Interface dataset entries:
==========

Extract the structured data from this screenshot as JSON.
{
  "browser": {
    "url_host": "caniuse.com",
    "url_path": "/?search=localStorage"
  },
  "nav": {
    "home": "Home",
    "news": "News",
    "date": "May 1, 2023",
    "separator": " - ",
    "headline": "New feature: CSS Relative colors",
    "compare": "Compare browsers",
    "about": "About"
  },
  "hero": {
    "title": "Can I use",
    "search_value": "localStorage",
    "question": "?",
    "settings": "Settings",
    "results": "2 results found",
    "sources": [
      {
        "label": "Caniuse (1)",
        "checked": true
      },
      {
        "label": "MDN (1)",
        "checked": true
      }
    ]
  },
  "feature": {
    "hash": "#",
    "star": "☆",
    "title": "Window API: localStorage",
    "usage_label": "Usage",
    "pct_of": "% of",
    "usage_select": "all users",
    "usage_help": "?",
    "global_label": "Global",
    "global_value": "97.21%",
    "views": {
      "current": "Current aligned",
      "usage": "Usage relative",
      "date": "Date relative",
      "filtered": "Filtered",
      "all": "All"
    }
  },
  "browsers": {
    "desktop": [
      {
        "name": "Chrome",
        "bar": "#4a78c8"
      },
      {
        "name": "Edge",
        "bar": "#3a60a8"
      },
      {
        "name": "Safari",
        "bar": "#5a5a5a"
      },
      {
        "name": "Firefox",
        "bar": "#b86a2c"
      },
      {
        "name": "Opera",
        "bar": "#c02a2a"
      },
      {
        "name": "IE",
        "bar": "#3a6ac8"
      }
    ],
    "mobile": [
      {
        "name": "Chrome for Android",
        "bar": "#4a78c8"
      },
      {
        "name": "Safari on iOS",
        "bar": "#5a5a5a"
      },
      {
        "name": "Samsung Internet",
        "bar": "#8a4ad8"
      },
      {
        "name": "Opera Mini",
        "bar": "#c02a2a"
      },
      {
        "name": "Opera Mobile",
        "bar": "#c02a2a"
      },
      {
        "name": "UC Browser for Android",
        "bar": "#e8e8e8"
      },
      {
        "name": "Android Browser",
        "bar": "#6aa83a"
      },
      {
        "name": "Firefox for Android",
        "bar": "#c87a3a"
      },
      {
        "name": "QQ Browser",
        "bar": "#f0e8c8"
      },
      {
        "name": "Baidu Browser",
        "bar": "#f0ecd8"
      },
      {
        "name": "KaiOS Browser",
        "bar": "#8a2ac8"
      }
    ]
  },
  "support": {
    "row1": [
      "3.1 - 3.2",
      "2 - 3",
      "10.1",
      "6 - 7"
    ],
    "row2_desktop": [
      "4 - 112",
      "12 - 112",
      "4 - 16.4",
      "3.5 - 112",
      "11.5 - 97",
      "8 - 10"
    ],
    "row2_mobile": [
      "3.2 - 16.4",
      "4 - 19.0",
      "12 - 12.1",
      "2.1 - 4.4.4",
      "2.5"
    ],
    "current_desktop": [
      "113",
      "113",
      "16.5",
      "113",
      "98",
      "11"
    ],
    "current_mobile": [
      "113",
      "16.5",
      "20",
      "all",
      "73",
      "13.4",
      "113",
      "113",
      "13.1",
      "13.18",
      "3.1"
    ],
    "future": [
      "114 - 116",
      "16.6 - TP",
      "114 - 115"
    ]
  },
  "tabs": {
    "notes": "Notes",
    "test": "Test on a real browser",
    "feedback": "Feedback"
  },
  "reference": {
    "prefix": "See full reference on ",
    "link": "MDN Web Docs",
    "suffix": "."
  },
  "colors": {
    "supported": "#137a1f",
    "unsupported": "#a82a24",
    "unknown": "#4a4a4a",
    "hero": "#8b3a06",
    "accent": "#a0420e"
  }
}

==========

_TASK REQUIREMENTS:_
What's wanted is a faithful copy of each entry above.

_OUTPUT OF THE EXERCISE:_
Extract the structured data from this screenshot as JSON.
{
  "browser": {
    "url_host": "caniuse.com",
    "url_path": "/?search=localStorage"
  },
  "nav": {
    "home": "Home",
    "news": "News",
    "date": "May 1, 2023",
    "separator": " - ",
    "headline": "New feature: CSS Relative colors",
    "compare": "Compare browsers",
    "about": "About"
  },
  "hero": {
    "title": "Can I use",
    "search_value": "localStorage",
    "question": "?",
    "settings": "Settings",
    "results": "2 results found",
    "sources": [
      {
        "label": "Caniuse (1)",
        "checked": true
      },
      {
        "label": "MDN (1)",
        "checked": true
      }
    ]
  },
  "feature": {
    "hash": "#",
    "star": "☆",
    "title": "Window API: localStorage",
    "usage_label": "Usage",
    "pct_of": "% of",
    "usage_select": "all users",
    "usage_help": "?",
    "global_label": "Global",
    "global_value": "97.21%",
    "views": {
      "current": "Current aligned",
      "usage": "Usage relative",
      "date": "Date relative",
      "filtered": "Filtered",
      "all": "All"
    }
  },
  "browsers": {
    "desktop": [
      {
        "name": "Chrome",
        "bar": "#4a78c8"
      },
      {
        "name": "Edge",
        "bar": "#3a60a8"
      },
      {
        "name": "Safari",
        "bar": "#5a5a5a"
      },
      {
        "name": "Firefox",
        "bar": "#b86a2c"
      },
      {
        "name": "Opera",
        "bar": "#c02a2a"
      },
      {
        "name": "IE",
        "bar": "#3a6ac8"
      }
    ],
    "mobile": [
      {
        "name": "Chrome for Android",
        "bar": "#4a78c8"
      },
      {
        "name": "Safari on iOS",
        "bar": "#5a5a5a"
      },
      {
        "name": "Samsung Internet",
        "bar": "#8a4ad8"
      },
      {
        "name": "Opera Mini",
        "bar": "#c02a2a"
      },
      {
        "name": "Opera Mobile",
        "bar": "#c02a2a"
      },
      {
        "name": "UC Browser for Android",
        "bar": "#e8e8e8"
      },
      {
        "name": "Android Browser",
        "bar": "#6aa83a"
      },
      {
        "name": "Firefox for Android",
        "bar": "#c87a3a"
      },
      {
        "name": "QQ Browser",
        "bar": "#f0e8c8"
      },
      {
        "name": "Baidu Browser",
        "bar": "#f0ecd8"
      },
      {
        "name": "KaiOS Browser",
        "bar": "#8a2ac8"
      }
    ]
  },
  "support": {
    "row1": [
      "3.1 - 3.2",
      "2 - 3",
      "10.1",
      "6 - 7"
    ],
    "row2_desktop": [
      "4 - 112",
      "12 - 112",
      "4 - 16.4",
      "3.5 - 112",
      "11.5 - 97",
      "8 - 10"
    ],
    "row2_mobile": [
      "3.2 - 16.4",
      "4 - 19.0",
      "12 - 12.1",
      "2.1 - 4.4.4",
      "2.5"
    ],
    "current_desktop": [
      "113",
      "113",
      "16.5",
      "113",
      "98",
      "11"
    ],
    "current_mobile": [
      "113",
      "16.5",
      "20",
      "all",
      "73",
      "13.4",
      "113",
      "113",
      "13.1",
      "13.18",
      "3.1"
    ],
    "future": [
      "114 - 116",
      "16.6 - TP",
      "114 - 115"
    ]
  },
  "tabs": {
    "notes": "Notes",
    "test": "Test on a real browser",
    "feedback": "Feedback"
  },
  "reference": {
    "prefix": "See full reference on ",
    "link": "MDN Web Docs",
    "suffix": "."
  },
  "colors": {
    "supported": "#137a1f",
    "unsupported": "#a82a24",
    "unknown": "#4a4a4a",
    "hero": "#8b3a06",
    "accent": "#a0420e"
  }
}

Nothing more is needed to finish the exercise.